An Essex man convicted of bilking more than $520,000 from tens of thousands of students in a phony scholarship scheme was sentenced to 36 months in federal prison yesterday after prosecutors called him "an incorrigible person who makes his living by fraud."
Before sentencing in U.S. District Court in Baltimore, Christopher E. Nwaigwe, 38, said he didn't mean any harm when he persuaded 52,000 students around the country to send him $10 each for scholarship application fees.
The scholarships didn't exist. Often the students got nothing or, at best, a generic list of places where they could apply for financial assistance.
"I got thank-you letters from hundreds of people, thanking me for my service," Nwaigwe told Judge William M. Nickerson.
U.S. postal inspectors, who investigated the case, said they don't believe he got such letters. Nickerson wasn't swayed either, calling Nwaigwe "a con man through and through."
"I don't believe Mr. Nwaigwe believed he was providing anything of value to anyone," Nickerson said, noting that Nwaigwe misrepresented himself as a legitimate educational institution in his mass mailings.
Three months ago, authorities discovered more checks from students under Nwaigwe's bed at the halfway house where he has been since he was indicted in October.
"He was supplementing his income by doing it all over again," said Assistant U.S. Attorney Joyce K. McDonald. "He returned to his same old scam."
The letters found in a suitcase under his bed were unopened, and the checks hadn't been cashed.

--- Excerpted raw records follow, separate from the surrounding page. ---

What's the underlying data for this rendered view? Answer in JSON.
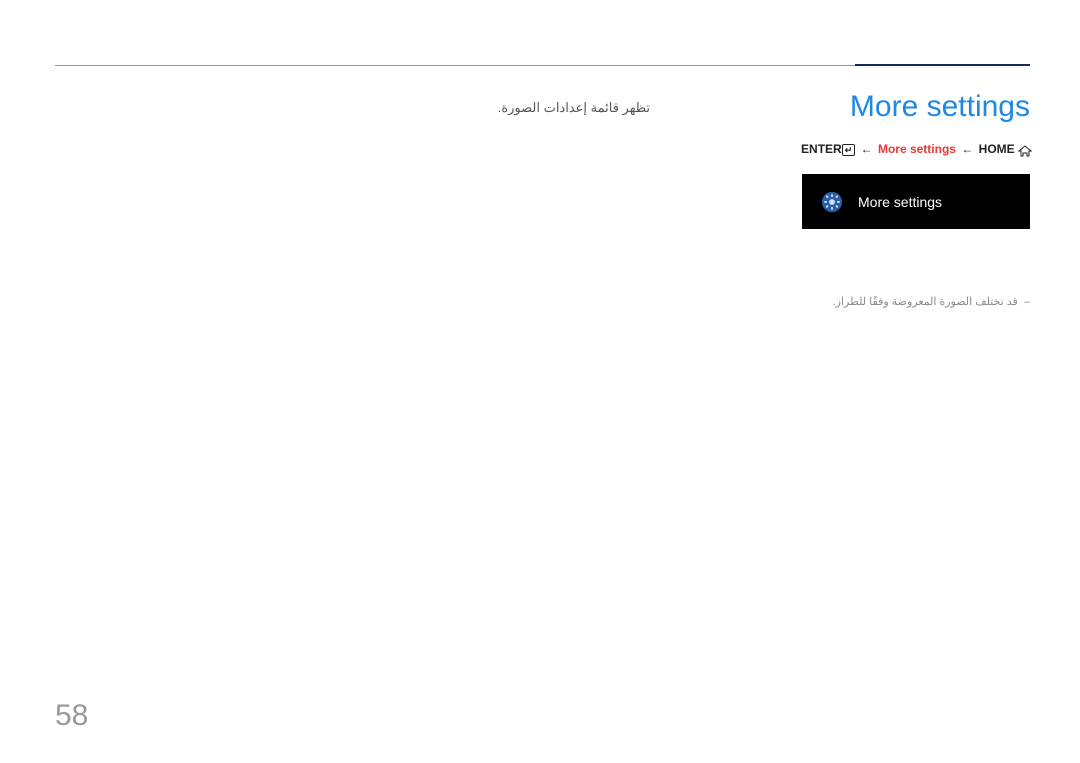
{
  "page": {
    "number": "58"
  },
  "section": {
    "title": "More settings"
  },
  "breadcrumb": {
    "enter_label": "ENTER",
    "arrow": "←",
    "highlight": "More settings",
    "home_label": "HOME"
  },
  "description": "تظهر قائمة إعدادات الصورة.",
  "menu": {
    "label": "More settings"
  },
  "note": {
    "dash": "–",
    "text": "قد تختلف الصورة المعروضة وفقًا للطراز."
  }
}
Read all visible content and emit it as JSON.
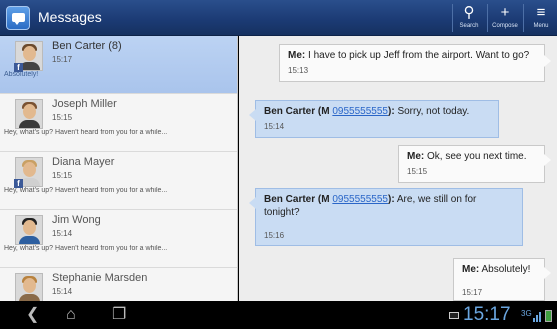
{
  "app": {
    "title": "Messages"
  },
  "actions": [
    {
      "label": "Search",
      "glyph": "⚲"
    },
    {
      "label": "Compose",
      "glyph": "+"
    },
    {
      "label": "Menu",
      "glyph": "≡"
    }
  ],
  "conversations": [
    {
      "name": "Ben Carter (8)",
      "time": "15:17",
      "snippet": "Absolutely!",
      "selected": true
    },
    {
      "name": "Joseph Miller",
      "time": "15:15",
      "snippet": "Hey, what's up? Haven't heard from you for a while..."
    },
    {
      "name": "Diana Mayer",
      "time": "15:15",
      "snippet": "Hey, what's up? Haven't heard from you for a while..."
    },
    {
      "name": "Jim Wong",
      "time": "15:14",
      "snippet": "Hey, what's up? Haven't heard from you for a while..."
    },
    {
      "name": "Stephanie Marsden",
      "time": "15:14",
      "snippet": ""
    }
  ],
  "messages": [
    {
      "sender": "Me:",
      "text": "I have to pick up Jeff from the airport. Want to go?",
      "time": "15:13"
    },
    {
      "sender": "Ben Carter (M ",
      "number": "0955555555",
      "sender_end": "):",
      "text": "Sorry, not today.",
      "time": "15:14"
    },
    {
      "sender": "Me:",
      "text": "Ok, see you next time.",
      "time": "15:15"
    },
    {
      "sender": "Ben Carter (M ",
      "number": "0955555555",
      "sender_end": "):",
      "text": "Are, we still on for tonight?",
      "time": "15:16"
    },
    {
      "sender": "Me:",
      "text": "Absolutely!",
      "time": "15:17"
    }
  ],
  "status": {
    "clock": "15:17",
    "signal": "3G"
  },
  "colors": {
    "titlebar": "#1b3a73",
    "selected_row": "#bcd3f3",
    "incoming_bubble": "#c9dcf3",
    "outgoing_bubble": "#fafafa",
    "clock": "#6aa6e0"
  }
}
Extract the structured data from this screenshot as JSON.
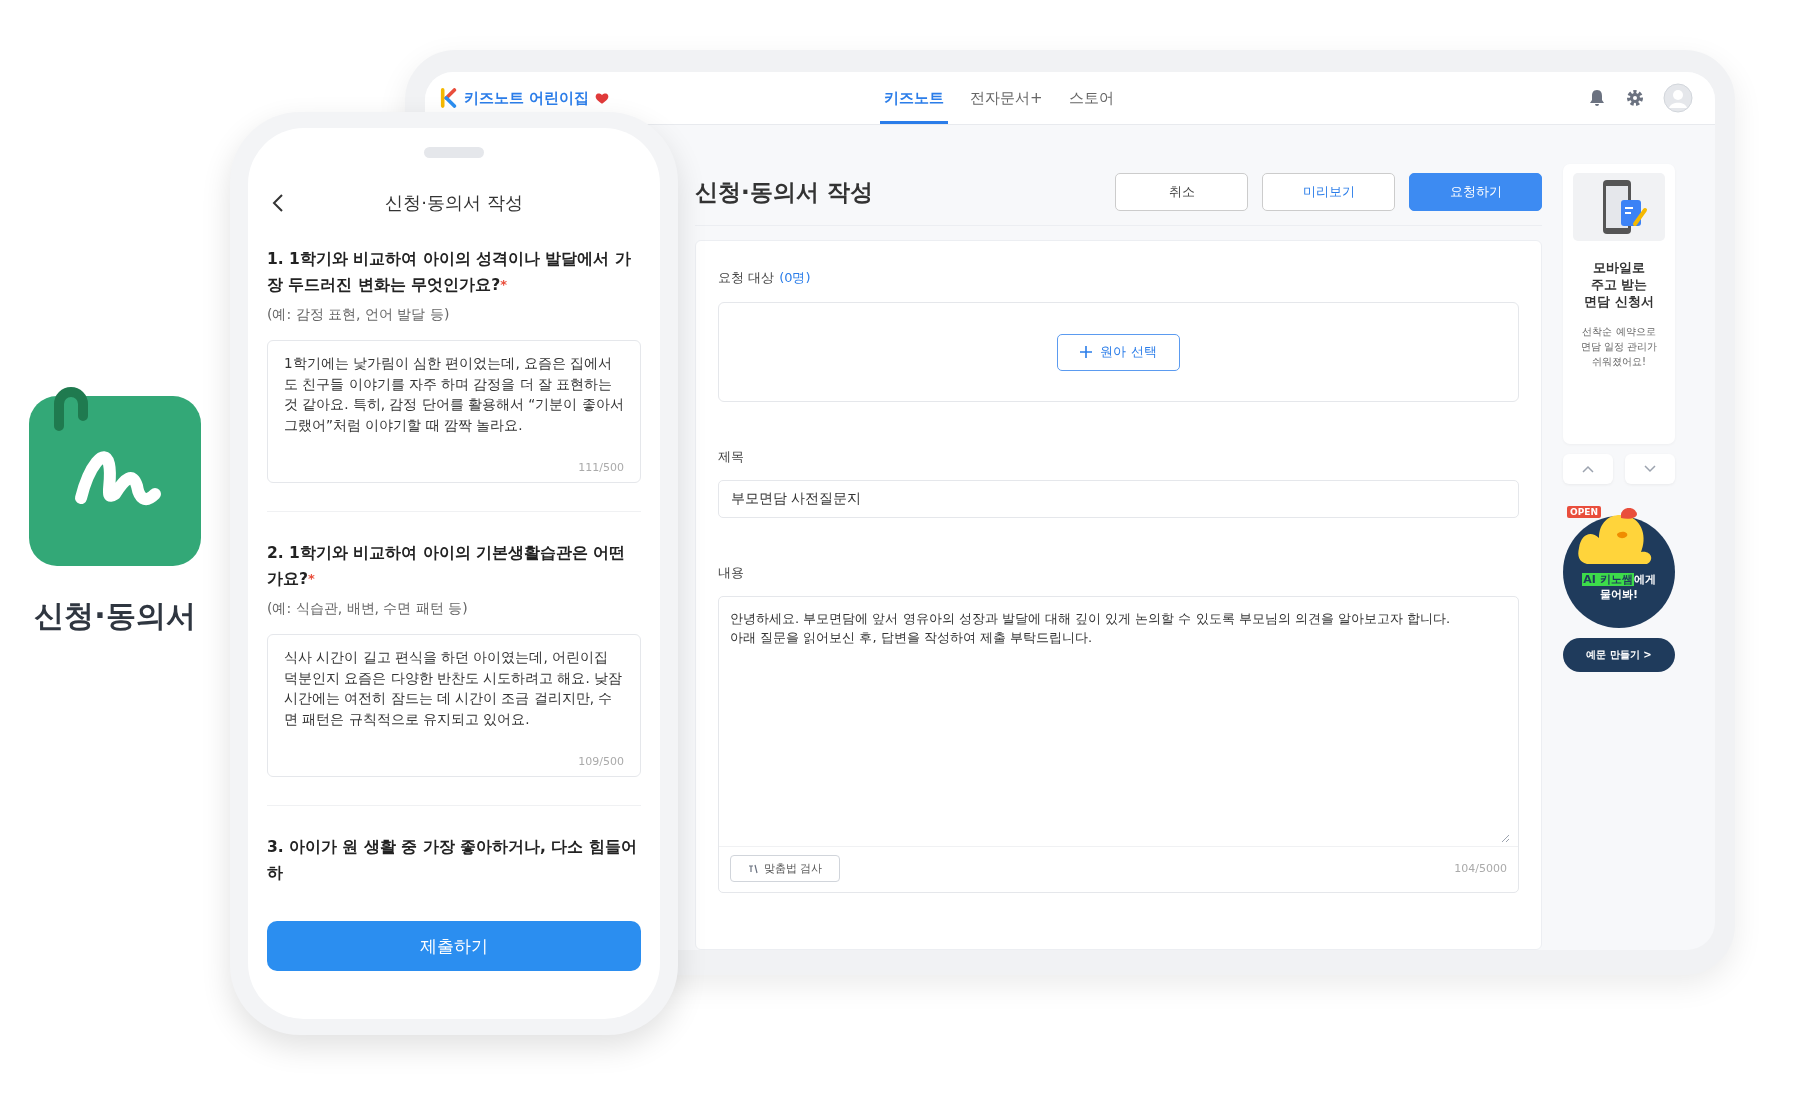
{
  "app_badge": {
    "label": "신청·동의서"
  },
  "tablet": {
    "brand": "키즈노트 어린이집",
    "nav_tabs": [
      {
        "label": "키즈노트",
        "selected": true
      },
      {
        "label": "전자문서+",
        "selected": false
      },
      {
        "label": "스토어",
        "selected": false
      }
    ],
    "page_title": "신청·동의서 작성",
    "actions": [
      {
        "label": "취소",
        "kind": "outline"
      },
      {
        "label": "미리보기",
        "kind": "outline-blue"
      },
      {
        "label": "요청하기",
        "kind": "primary"
      }
    ],
    "recipients": {
      "label": "요청 대상",
      "count": "(0명)",
      "button": "원아 선택"
    },
    "title_field": {
      "label": "제목",
      "value": "부모면담 사전질문지"
    },
    "content_field": {
      "label": "내용",
      "value": "안녕하세요. 부모면담에 앞서 영유아의 성장과 발달에 대해 깊이 있게 논의할 수 있도록 부모님의 의견을 알아보고자 합니다.\n아래 질문을 읽어보신 후, 답변을 작성하여 제출 부탁드립니다.",
      "spell_check": "맞춤법 검사",
      "counter": "104/5000"
    },
    "promo": {
      "title": "모바일로\n주고 받는\n면담 신청서",
      "text": "선착순 예약으로\n면담 일정 관리가\n쉬워졌어요!"
    },
    "ai_banner": {
      "sign": "OPEN",
      "highlight": "AI 키노쌤",
      "text": "에게\n물어봐!",
      "button": "예문 만들기 >"
    }
  },
  "phone": {
    "title": "신청·동의서 작성",
    "required_mark": "*",
    "questions": [
      {
        "title": "1. 1학기와 비교하여 아이의 성격이나 발달에서 가장 두드러진 변화는 무엇인가요?",
        "required": true,
        "hint": "(예: 감정 표현, 언어 발달 등)",
        "answer": "1학기에는 낯가림이 심한 편이었는데, 요즘은 집에서도 친구들 이야기를 자주 하며 감정을 더 잘 표현하는 것 같아요. 특히, 감정 단어를 활용해서 “기분이 좋아서 그랬어”처럼 이야기할 때 깜짝 놀라요.",
        "counter": "111/500"
      },
      {
        "title": "2. 1학기와 비교하여 아이의 기본생활습관은 어떤가요?",
        "required": true,
        "hint": "(예: 식습관, 배변, 수면 패턴 등)",
        "answer": "식사 시간이 길고 편식을 하던 아이였는데, 어린이집 덕분인지 요즘은 다양한 반찬도 시도하려고 해요. 낮잠 시간에는 여전히 잠드는 데 시간이 조금 걸리지만, 수면 패턴은 규칙적으로 유지되고 있어요.",
        "counter": "109/500"
      },
      {
        "title": "3. 아이가 원 생활 중 가장 좋아하거나, 다소 힘들어하"
      }
    ],
    "submit": "제출하기"
  }
}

Nwaigwe's attorney, Barry Pollack, said the letters were leftovers from the original scheme and not the result of another attempt to solicit scholarship fees.
At his trial in March, prosecutors said Nwaigwe sent out letters from 1992 to 1996 after he bought 380,672 students' names and addresses from a New York-based list company.
Thousands of the students got official-looking letters bearing a scholarship fund letterhead, such as "The National Scholarship Program."
The letters varied, but several thousand began with: "Congratulations! You have been selected." Students were informed that they qualified for grants ranging from $2,500 to $7,500 if they sent in a $10 processing fee.
McDonald, the prosecutor in the case, said Nwaigwe engineered "a very clever fraud" that took advantage of students' often desperate need for financial aid.
The $10 processing fee was small enough that many people didn't mind taking a chance, McDonald said.
"Ten dollars was under people's radar screens," she said. "The picture we have of Mr. Nwaigwe is that he is an incorrigible person who makes his living by fraud."
Nwaigwe is the first person to be prosecuted for scholarship fraud, according to the Federal Trade Commission. The commission brought civil complaints against Nwaigwe and seven companies around the country in 1996 as part of a crackdown on bogus scholarships. Each year, crooked companies collect millions of dollars from hopeful students by dangling fake scholarship offers, FTC officials say.
Authorities said it is unclear what Nwaigwe did with the money, almost none of which has been recovered. He was not ordered yesterday to pay any restitution. Nickerson said it would be too complicated to try to determine how many of the 52,000 people should be reimbursed for a nominal fee.